Sydney - Pakistan clinched a thrilling 29-run win over South Africa to stay on course for the Cricket World Cup quarter-finals, while Ireland also eyed the last-eight with a nail-biting five-run victory over Zimbabwe.
Chasing just 232 to win under the Duckworth-Lewis method at Eden Park in Auckland, South Africa, who would have been assured of a quarter-final slot had they won, were bowled out for 202 despite captain AB de Villiers' valiant 77.
Rahat Ali grabbed a career-best three for 40, with fellow left-arm seamers Mohammad Irfan (three for 52) and Wahab Riaz (three for 45) as South Africa were dismissed in 33.3 overs in a game which ended in a torrential downpour.
The result left South Africa and Pakistan both on six points and well-placed for the quarter-finals.
Ireland are in fourth but also have six points and a game in hand on the two Test-playing nations.
They are also two points ahead of the West Indies, leaving the four sides to fight over the three remaining spots in the last eight in a Pool B from which defending champions India have already qualified.
Pakistan coach Waqar Younis saw parallels with the team of 1992 who won the World Cup in Australia and New Zealand despite losing three of their opening five games with just one win and a no-result.
"(Captain) Imran Khan had the serious belief, and I'm sure and I hope that belief is coming into our dressing room that we can deliver," said Waqar.
A disappointed de Villiers insisted South Africa had failed to engage top gear.
"It's my responsibility to try to get the guys going, which I couldn't, so maybe I should take responsibility for that," he said.
"It was almost like a car that's stuck in second or third gear, and that's not going to win you cricket games."
The match was twice held up for rain and the second stoppage did little for Pakistan's fragile confidence as they lost five wickets for the addition of just 25 runs.
Skipper Misbah-ul-Haq top scored with 56 off 86 balls -- his fourth half-century in five matches at this World Cup and the 42nd of his career -- as the 40-year-old went past 5,000 one-day international runs, although he still awaits a first century.

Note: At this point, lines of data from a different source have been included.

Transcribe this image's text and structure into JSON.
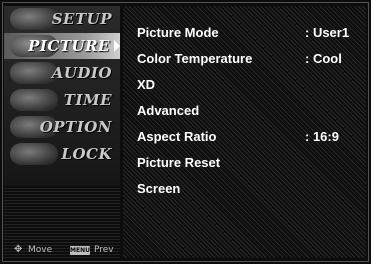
{
  "sidebar": {
    "items": [
      {
        "label": "SETUP",
        "icon": "setup-icon"
      },
      {
        "label": "PICTURE",
        "icon": "picture-icon",
        "selected": true
      },
      {
        "label": "AUDIO",
        "icon": "audio-icon"
      },
      {
        "label": "TIME",
        "icon": "time-icon"
      },
      {
        "label": "OPTION",
        "icon": "option-icon"
      },
      {
        "label": "LOCK",
        "icon": "lock-icon"
      }
    ]
  },
  "hint": {
    "move_icon": "✥",
    "move_label": "Move",
    "menu_key": "MENU",
    "prev_label": "Prev"
  },
  "menu": {
    "rows": [
      {
        "name": "Picture Mode",
        "value": ": User1"
      },
      {
        "name": "Color Temperature",
        "value": ": Cool"
      },
      {
        "name": "XD",
        "value": ""
      },
      {
        "name": "Advanced",
        "value": ""
      },
      {
        "name": "Aspect Ratio",
        "value": ": 16:9"
      },
      {
        "name": "Picture Reset",
        "value": ""
      },
      {
        "name": "Screen",
        "value": ""
      }
    ]
  },
  "colors": {
    "background": "#0c0c0c",
    "text": "#ffffff",
    "selected_tab": "#c9c9c9"
  }
}
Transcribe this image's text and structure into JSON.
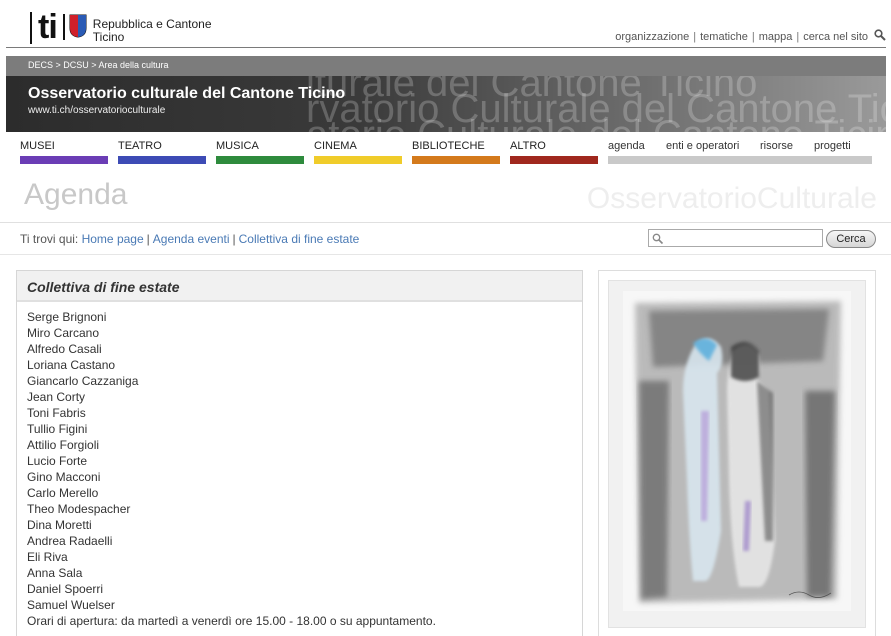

But Pakistan were left kicking themselves after squandering an impressive start which had seen Sarfraz Ahmed mark his first game of the tournament with 49 before he was run out and veteran Younis Khan hit 37.
Sarfraz later claimed a record-equalling six catches behind the stumps.
Hashim Amla and Faf du Plessis comfortably put on 67 for the second wicket before Pakistan sensationally lived up to South Africa coach Russell Domingo's pre-match assessment of their "predictable unpredictability".
South Africa conclude their pool programme against the UAE in Wellington on Thursday, while Pakistan face Ireland in Adelaide next Sunday, the same day that the West Indies play the UAE in Napier.
In Hobart, Zimbabwe captain Brendan Taylor insisted his team had suffered a miscarriage of justice when Ireland fielder John Mooney held a crucial catch despite indications he had touched the boundary with his foot.
Ireland won by five runs after setting Zimbabwe a huge 332-run total to chase and stay in the tournament.
With Zimbabwe needing 32 to win off 20 balls, and with four wickets left, Sean Williams, on 96, launched a huge hook off Kevin O'Brien towards deep midwicket where Mooney reached high to grab the ball.
But as he claimed the catch, the big Irishman appeared to touch the boundary cushion with his foot, which should have resulted in a six.
As the decision was examined, Williams left the Bellerive Oval pitch and the catch stood.
"They zoomed in, and I thought it was pretty clear. But you've got to take the fielder's word," said Taylor who hit a blistering 121 with 11 fours and four sixes.
Ireland captain William Porterfield tried to downplay the controversy.
"It's very hard to tell when you're on the line. Whether or not he did or didn't, it was a great catch," he said.
Earlier, Ireland veteran Ed Joyce made 112 while Andy Balbirnie hit 97.